Samantha Lee and other members of the R.E. Mountain Aquaponics team helped the school win $25,000 in new technology through a Staples Canada-wide contest. The school found out they won at an assembly on Wednesday.

Samantha Lee and other members of the R.E. Mountain Aquaponics team helped the school win $25,000 in new technology through a Staples Canada-wide contest. The school found out they won at an assembly on Wednesday.

Mountain students help win $25K

Langley school's environmental initiatives help them win Staples Canada Superpower Your School Contest

The ingenuity and hard work of students at R.E. Mountain Secondary has paid off.

Students at the school found out on Wednesday afternoon that they had won the Staples Canada Superpower Your School Contest.

In collaboration with Earth Day Canada, the nationwide contest was held between Dec. 3 and Jan. 29 with nearly 630 students from across the country entering.

The schools submitted what initiatives they had implemented to help save the planet.

Out of all the submissions, 10 schools from across the country were selected as winners. Each receives $25,000 worth of new technology from Staples Canada.

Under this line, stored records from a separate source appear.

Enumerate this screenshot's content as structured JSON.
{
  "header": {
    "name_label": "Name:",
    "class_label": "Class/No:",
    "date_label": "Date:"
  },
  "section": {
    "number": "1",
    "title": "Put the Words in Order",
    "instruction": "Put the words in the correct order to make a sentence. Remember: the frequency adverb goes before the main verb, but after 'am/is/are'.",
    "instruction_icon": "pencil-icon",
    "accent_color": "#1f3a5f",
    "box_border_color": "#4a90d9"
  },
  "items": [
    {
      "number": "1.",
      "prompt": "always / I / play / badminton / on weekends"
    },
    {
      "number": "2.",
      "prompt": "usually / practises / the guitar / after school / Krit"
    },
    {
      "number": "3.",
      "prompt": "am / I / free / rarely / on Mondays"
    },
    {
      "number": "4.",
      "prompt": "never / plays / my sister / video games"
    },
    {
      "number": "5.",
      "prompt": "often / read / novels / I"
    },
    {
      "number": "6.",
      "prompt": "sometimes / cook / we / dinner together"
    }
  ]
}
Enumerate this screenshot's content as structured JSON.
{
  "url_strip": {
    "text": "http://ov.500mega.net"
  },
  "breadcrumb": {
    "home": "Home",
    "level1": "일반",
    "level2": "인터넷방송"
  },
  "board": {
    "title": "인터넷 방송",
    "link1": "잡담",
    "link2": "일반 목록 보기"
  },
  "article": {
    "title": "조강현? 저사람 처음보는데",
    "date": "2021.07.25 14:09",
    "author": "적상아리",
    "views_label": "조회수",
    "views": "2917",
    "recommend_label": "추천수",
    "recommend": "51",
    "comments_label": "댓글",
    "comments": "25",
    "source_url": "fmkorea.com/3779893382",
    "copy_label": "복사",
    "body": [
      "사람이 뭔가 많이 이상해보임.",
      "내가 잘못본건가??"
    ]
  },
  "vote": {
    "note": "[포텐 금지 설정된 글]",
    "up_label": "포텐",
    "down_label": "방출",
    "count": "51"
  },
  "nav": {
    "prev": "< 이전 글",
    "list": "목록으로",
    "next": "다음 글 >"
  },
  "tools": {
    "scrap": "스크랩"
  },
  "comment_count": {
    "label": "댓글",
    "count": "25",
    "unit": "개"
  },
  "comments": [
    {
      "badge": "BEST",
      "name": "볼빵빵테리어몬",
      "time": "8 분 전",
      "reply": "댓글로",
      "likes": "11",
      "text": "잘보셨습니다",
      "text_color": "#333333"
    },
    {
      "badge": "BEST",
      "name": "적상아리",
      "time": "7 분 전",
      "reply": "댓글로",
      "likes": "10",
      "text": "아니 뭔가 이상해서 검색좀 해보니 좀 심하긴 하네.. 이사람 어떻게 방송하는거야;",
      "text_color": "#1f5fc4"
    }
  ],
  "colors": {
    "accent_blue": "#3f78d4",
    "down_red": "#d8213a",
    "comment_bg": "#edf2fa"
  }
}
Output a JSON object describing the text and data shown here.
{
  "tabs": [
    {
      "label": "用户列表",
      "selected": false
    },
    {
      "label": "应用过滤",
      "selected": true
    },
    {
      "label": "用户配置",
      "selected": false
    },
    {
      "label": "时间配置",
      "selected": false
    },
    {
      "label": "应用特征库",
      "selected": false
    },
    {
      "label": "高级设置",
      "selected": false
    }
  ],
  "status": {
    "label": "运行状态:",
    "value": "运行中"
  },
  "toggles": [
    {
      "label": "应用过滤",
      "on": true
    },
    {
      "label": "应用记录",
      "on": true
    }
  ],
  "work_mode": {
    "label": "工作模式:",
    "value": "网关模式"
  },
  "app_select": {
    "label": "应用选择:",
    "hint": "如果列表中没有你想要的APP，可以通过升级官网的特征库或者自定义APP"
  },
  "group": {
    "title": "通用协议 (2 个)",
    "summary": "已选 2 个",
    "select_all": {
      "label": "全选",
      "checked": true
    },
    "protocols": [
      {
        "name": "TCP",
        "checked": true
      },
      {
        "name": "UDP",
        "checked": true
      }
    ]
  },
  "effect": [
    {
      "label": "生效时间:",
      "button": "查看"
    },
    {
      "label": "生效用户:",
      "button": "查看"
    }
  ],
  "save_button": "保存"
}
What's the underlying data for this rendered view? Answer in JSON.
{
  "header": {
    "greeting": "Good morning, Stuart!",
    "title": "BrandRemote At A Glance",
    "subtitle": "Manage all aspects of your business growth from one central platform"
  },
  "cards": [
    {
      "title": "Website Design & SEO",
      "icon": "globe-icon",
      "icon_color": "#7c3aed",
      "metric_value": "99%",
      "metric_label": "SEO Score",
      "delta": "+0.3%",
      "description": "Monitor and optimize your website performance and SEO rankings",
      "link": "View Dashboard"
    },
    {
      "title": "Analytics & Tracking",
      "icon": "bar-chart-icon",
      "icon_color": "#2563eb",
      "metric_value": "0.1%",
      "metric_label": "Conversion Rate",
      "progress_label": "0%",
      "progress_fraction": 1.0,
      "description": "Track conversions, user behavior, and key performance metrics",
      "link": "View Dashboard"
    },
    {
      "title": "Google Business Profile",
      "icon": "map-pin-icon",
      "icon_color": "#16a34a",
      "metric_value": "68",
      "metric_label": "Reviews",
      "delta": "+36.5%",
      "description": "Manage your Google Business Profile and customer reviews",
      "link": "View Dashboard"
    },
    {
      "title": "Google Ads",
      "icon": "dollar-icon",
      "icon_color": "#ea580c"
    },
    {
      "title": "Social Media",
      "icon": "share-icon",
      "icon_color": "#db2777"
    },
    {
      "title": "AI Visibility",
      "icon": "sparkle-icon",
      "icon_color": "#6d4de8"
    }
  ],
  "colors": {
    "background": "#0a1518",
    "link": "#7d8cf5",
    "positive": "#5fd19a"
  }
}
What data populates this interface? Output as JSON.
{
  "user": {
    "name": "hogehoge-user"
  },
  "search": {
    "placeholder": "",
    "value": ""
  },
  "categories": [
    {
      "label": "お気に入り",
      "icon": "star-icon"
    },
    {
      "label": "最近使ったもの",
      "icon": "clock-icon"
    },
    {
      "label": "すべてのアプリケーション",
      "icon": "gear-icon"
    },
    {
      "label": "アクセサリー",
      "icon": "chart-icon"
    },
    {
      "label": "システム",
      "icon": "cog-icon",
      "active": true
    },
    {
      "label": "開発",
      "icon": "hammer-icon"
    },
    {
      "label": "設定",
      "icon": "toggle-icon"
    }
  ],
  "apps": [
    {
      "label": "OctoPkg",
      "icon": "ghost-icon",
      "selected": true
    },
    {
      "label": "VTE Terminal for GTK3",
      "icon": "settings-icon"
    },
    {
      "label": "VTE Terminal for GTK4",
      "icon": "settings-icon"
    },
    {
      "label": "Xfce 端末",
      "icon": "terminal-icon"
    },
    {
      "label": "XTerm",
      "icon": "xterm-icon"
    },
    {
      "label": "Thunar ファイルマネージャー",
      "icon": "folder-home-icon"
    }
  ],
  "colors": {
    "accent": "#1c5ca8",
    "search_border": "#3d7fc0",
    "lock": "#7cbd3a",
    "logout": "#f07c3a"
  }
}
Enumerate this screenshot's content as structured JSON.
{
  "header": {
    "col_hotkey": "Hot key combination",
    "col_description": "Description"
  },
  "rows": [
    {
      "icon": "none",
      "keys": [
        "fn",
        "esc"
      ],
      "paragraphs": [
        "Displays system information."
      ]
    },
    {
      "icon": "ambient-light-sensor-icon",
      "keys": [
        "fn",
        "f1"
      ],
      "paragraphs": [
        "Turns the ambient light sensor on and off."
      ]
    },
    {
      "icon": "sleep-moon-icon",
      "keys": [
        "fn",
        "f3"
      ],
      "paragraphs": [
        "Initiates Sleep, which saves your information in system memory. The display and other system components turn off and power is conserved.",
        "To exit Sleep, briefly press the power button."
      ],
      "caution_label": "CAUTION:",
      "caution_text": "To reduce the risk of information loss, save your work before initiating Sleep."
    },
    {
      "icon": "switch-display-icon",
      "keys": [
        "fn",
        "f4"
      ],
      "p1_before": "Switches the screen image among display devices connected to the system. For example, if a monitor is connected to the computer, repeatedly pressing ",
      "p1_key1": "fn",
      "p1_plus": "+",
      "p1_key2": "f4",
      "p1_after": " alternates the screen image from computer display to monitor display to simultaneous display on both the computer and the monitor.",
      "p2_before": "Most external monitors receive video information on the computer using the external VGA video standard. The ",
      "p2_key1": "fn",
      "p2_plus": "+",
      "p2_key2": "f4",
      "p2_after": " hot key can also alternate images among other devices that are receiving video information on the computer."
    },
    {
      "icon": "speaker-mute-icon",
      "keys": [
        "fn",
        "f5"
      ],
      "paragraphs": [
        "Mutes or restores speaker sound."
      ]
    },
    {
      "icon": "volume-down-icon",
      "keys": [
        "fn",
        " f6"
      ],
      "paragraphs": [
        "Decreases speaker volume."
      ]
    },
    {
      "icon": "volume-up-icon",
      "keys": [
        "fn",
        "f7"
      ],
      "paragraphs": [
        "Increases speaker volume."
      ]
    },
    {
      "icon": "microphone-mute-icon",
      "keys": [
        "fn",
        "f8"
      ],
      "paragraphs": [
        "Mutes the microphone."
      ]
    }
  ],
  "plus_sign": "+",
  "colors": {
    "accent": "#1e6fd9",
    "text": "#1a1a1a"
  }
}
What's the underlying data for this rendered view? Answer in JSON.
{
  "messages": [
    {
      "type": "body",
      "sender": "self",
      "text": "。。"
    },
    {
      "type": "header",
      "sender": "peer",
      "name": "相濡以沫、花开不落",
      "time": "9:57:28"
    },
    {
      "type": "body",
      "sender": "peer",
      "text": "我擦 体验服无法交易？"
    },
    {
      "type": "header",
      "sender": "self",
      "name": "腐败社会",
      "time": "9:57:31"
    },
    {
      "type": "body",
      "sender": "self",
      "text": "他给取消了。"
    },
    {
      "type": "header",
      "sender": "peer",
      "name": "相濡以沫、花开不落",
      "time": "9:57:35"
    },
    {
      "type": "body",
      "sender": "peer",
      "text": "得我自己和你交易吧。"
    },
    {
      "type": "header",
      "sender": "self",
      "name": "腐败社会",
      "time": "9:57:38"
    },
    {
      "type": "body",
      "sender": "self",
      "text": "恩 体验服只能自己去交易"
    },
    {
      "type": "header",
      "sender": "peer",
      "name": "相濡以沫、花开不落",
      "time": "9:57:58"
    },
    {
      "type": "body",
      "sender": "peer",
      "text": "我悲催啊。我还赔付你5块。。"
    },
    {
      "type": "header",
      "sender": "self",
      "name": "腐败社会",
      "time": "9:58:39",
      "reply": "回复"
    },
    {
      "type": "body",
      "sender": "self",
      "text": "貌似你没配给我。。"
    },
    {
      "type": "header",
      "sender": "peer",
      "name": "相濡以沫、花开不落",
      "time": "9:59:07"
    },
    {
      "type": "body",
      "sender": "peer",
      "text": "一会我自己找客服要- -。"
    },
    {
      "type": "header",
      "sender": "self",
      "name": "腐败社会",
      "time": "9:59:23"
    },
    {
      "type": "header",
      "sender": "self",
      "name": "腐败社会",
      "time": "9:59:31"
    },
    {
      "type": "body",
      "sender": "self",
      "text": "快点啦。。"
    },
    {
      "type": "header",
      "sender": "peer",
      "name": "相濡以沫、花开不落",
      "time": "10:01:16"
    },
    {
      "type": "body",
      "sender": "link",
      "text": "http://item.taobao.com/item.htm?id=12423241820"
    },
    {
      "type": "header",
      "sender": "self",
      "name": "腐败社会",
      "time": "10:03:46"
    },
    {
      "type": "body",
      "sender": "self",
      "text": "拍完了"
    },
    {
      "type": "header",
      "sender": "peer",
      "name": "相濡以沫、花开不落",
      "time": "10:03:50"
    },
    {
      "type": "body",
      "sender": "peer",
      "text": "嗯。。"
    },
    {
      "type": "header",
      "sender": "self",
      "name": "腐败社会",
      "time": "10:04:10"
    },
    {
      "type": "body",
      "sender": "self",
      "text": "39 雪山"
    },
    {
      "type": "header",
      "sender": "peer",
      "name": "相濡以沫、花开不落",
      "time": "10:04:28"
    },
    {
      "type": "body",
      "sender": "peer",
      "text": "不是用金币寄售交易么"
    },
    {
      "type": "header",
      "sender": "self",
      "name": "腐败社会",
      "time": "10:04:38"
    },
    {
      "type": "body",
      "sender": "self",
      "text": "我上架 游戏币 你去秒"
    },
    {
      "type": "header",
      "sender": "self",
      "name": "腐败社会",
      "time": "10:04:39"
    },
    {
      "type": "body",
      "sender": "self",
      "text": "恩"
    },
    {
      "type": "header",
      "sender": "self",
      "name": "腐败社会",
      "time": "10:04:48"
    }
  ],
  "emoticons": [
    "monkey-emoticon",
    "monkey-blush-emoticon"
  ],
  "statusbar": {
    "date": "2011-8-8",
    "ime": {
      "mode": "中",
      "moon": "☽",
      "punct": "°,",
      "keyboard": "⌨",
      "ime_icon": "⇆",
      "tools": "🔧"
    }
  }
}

The assembly was attended by Mountain’s Grade 9 students as well as members of the school’s Green Team and Aquaponics team.

The students believed they were at the assembly to learn they had been selected as a finalist.

Ranj Sehdev, the general manager of the Langley Staples store was on hand to make the announcement.

He cited the school’s recycling efforts, which include their composting system, water refilling station, adopt a street program and their tree planting.

Since they began these programs, the projects have resulted in a significant decrease in the waste produced by the school.

Another area they excelled in was their establishment of the Green Conference, which unites Langley schools to discuss environmental issues.

And then there is the work of the aquaponics team.

Aquaponics is the creation of a small scale ecosystem in which fish feces provide fertilizer for plants, which are harvested for human consumption.

Requiring just over a cup of fish food every month, this 100 litre system has a substantial yield. The food produced from this is then donated to a local food bank.

The idea for the aquaponics came from Grade 12 student Samantha Lee and her sister Jasmine, who is in Grade 10.

They were inspired by their dad, who has an aquaponics system in the family’s backyard.

“We thought we needed a new way to have a sustainable green way of agriculture,” explained Jasmine.

“The feces from the fish go up to the plants. And the plants filter out the (bacteria) and converts it into nitrate, and the water goes back down to the fish and now it is clean water, so it is self-sustainable so you don’t have to change out the water.”

Samantha added that they hope to spread the program to the community and other schools.

“It is not too difficult to do. We are not geniuses,” she said.

Another member of the team, Gurkeerat Chhina said the Green Team has been instrumental as well.

“The Green team has really been carrying the school with their programs.”

“We might do some of the more innovative things but they do the more traditional things,” said the Grade 12 student.